'Or' can be 'ka' 'matawa' ' aruiwa' 'moshikuwa' 'soretomo'....etc.How do you say the "or" in Japanese?
Anata ga iku _ kaeru ka?
Postposition -ga is used to mark the wh-expression when it is the subject of the interrogative sentence:When you ask questions don't you use "ga"?
I'm not familiar with the A-to B-no form.wathavy's first one:
'Anata wa ikutokoro, soretomo kaeru tokoro no, dochira desuka?'
I think we need -to right after ikutokoro:
Ikutokoro-to kaerutokoro-no docchi/dochira desuka?
The construction treats going and coming back as stative nouns by virtue of tokoro (in the process of: Well, it's like a prepositional phrase of English but treated like a noun in Japanese). You may be familiar with dichotomic questions for nouns:
A-to B-no docchi/dochira
Ahh. I see.wathavy's second one:
'Anata wa ikuno ka kaeruno ka?'
These iku and kaeru express intentions; with an understanding that the V-ing forms in your English sentence refer not to the interlocutor's ongoing action but his intentions in the immediate future.
For reference, I'm still in the "advanced" beginner stage and don't know much kanji. But I'll look those up anyway.
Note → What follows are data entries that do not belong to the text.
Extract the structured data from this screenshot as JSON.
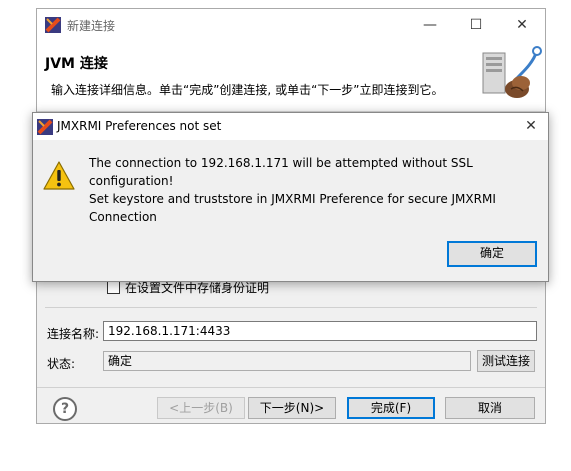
{
  "wizard": {
    "title": "新建连接",
    "heading": "JVM 连接",
    "description": "输入连接详细信息。单击“完成”创建连接, 或单击“下一步”立即连接到它。",
    "save_credentials_label": "在设置文件中存储身份证明",
    "connection_name_label": "连接名称:",
    "connection_name_value": "192.168.1.171:4433",
    "status_label": "状态:",
    "status_value": "确定",
    "test_connection_label": "测试连接",
    "back_label": "<上一步(B)",
    "next_label": "下一步(N)>",
    "finish_label": "完成(F)",
    "cancel_label": "取消",
    "help_symbol": "?"
  },
  "dialog": {
    "title": "JMXRMI Preferences not set",
    "message_line1": "The connection to 192.168.1.171 will be attempted without SSL configuration!",
    "message_line2": "Set keystore and truststore in JMXRMI Preference for secure JMXRMI",
    "message_line3": "Connection",
    "ok_label": "确定"
  },
  "window_controls": {
    "minimize": "—",
    "maximize": "☐",
    "close": "✕"
  },
  "colors": {
    "accent": "#0078d7",
    "dialog_bg": "#f0f0f0",
    "warning": "#f5c211"
  }
}
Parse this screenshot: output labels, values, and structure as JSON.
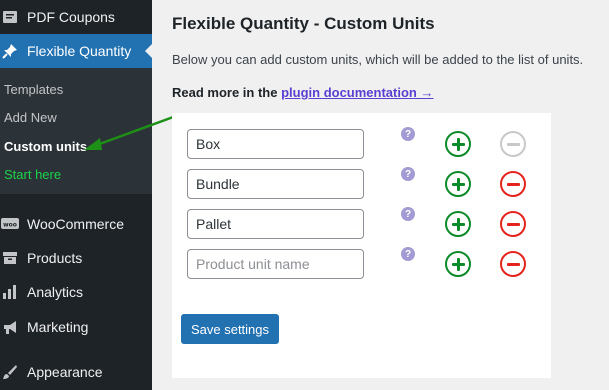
{
  "sidebar": {
    "pdf_coupons": "PDF Coupons",
    "flexible_quantity": "Flexible Quantity",
    "submenu": [
      "Templates",
      "Add New",
      "Custom units",
      "Start here"
    ],
    "woocommerce": "WooCommerce",
    "woo_badge": "woo",
    "products": "Products",
    "analytics": "Analytics",
    "marketing": "Marketing",
    "appearance": "Appearance"
  },
  "page": {
    "title": "Flexible Quantity - Custom Units",
    "description": "Below you can add custom units, which will be added to the list of units.",
    "read_more": "Read more in the",
    "doc_link": "plugin documentation →"
  },
  "units": [
    {
      "value": "Box",
      "remove_disabled": true
    },
    {
      "value": "Bundle",
      "remove_disabled": false
    },
    {
      "value": "Pallet",
      "remove_disabled": false
    },
    {
      "value": "",
      "remove_disabled": false
    }
  ],
  "placeholder": "Product unit name",
  "help_glyph": "?",
  "save_label": "Save settings",
  "colors": {
    "accent": "#2271b1",
    "add": "#0b8a2a",
    "remove": "#e4241c",
    "arrow": "#1e8f17"
  }
}
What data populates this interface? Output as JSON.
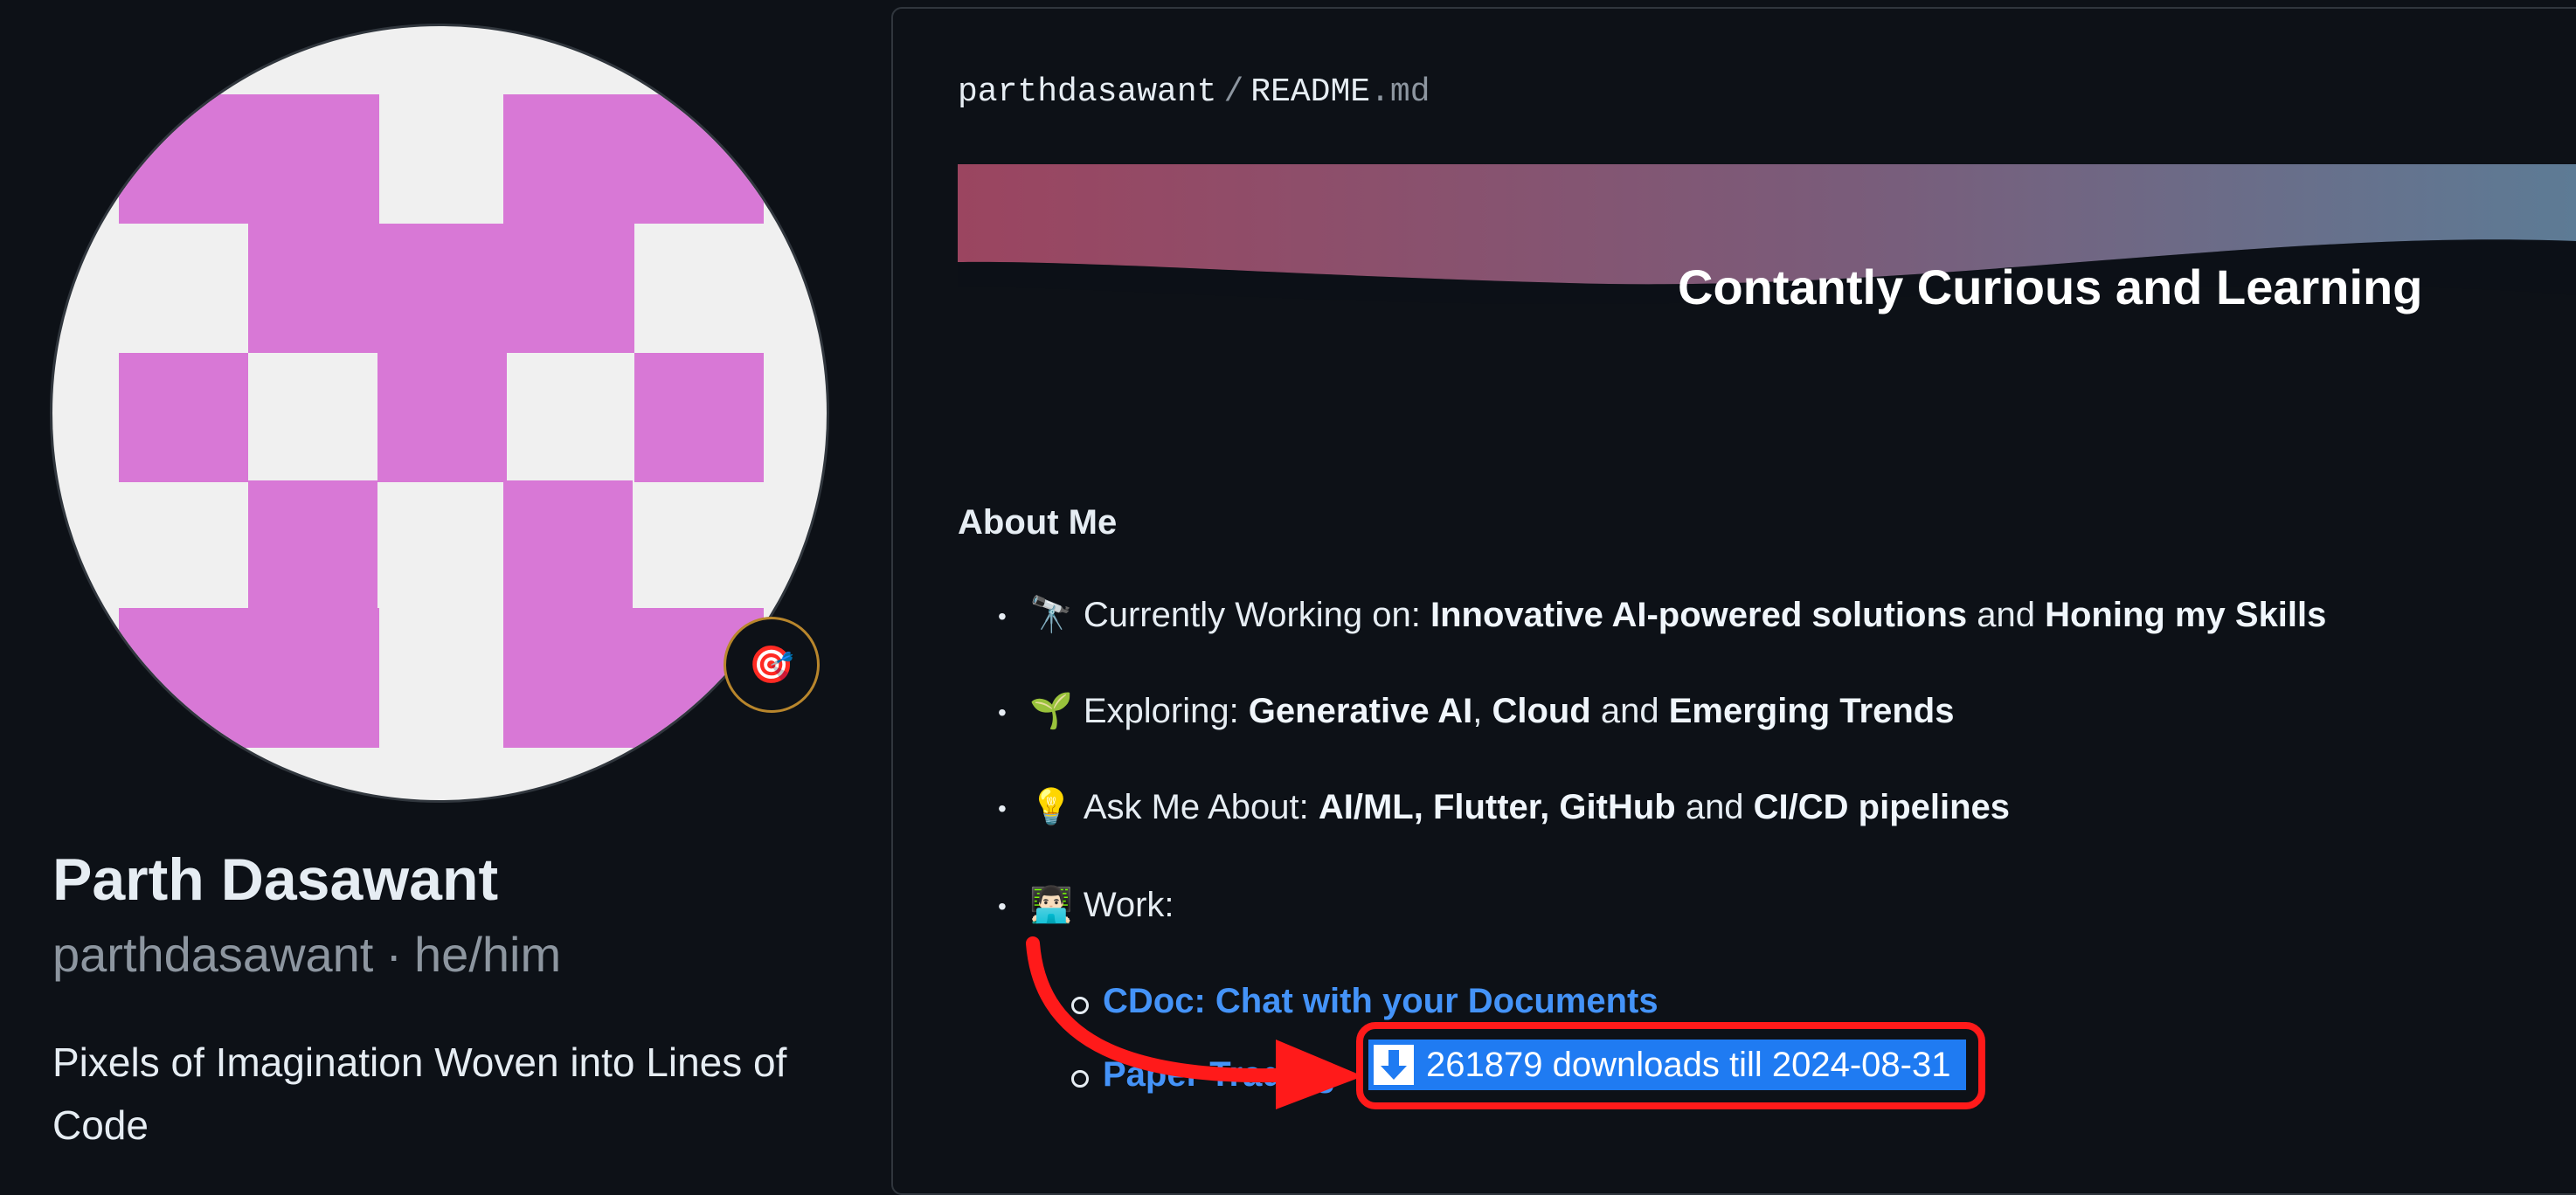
{
  "profile": {
    "name": "Parth Dasawant",
    "login": "parthdasawant",
    "pronouns": "he/him",
    "separator": "·",
    "bio": "Pixels of Imagination Woven into Lines of Code",
    "status_emoji": "🎯",
    "avatar_colors": {
      "fill": "#d878d6",
      "background": "#f0f0f0"
    }
  },
  "readme": {
    "owner": "parthdasawant",
    "slash": "/",
    "filename": "README",
    "extension": ".md",
    "banner_title": "Contantly Curious and Learning",
    "banner_colors": [
      "#9b4560",
      "#7a5c7a",
      "#5d7b95"
    ],
    "about_heading": "About Me",
    "items": [
      {
        "emoji": "🔭",
        "prefix": "Currently Working on: ",
        "b1": "Innovative AI-powered solutions",
        "mid1": " and ",
        "b2": "Honing my Skills"
      },
      {
        "emoji": "🌱",
        "prefix": "Exploring: ",
        "b1": "Generative AI",
        "mid1": ", ",
        "b2": "Cloud",
        "mid2": " and ",
        "b3": "Emerging Trends"
      },
      {
        "emoji": "💡",
        "prefix": "Ask Me About: ",
        "b1": "AI/ML, Flutter, GitHub",
        "mid1": " and ",
        "b2": "CI/CD pipelines"
      },
      {
        "emoji": "👨🏻‍💻",
        "prefix": "Work:"
      }
    ],
    "work_items": [
      {
        "label": "CDoc: Chat with your Documents"
      },
      {
        "label": "Paper Trading"
      }
    ],
    "downloads_badge": {
      "text": "261879 downloads till 2024-08-31",
      "icon": "download-arrow-icon",
      "color": "#1f7bf2"
    },
    "annotation_color": "#ff1a1a"
  },
  "bullet_char": "•"
}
Thank you.If you are asking someone who is leaving the scene whether he will be gone for good or return to the place where the conversation is taking place sometime in the future, then:
I think it is of great help to give non-native speakers of English information as to what you're actually saying."I can go to the store, watch the kids, or do the laundry." (Let's assume in this example the daughter wants to help and is giving the mother options.)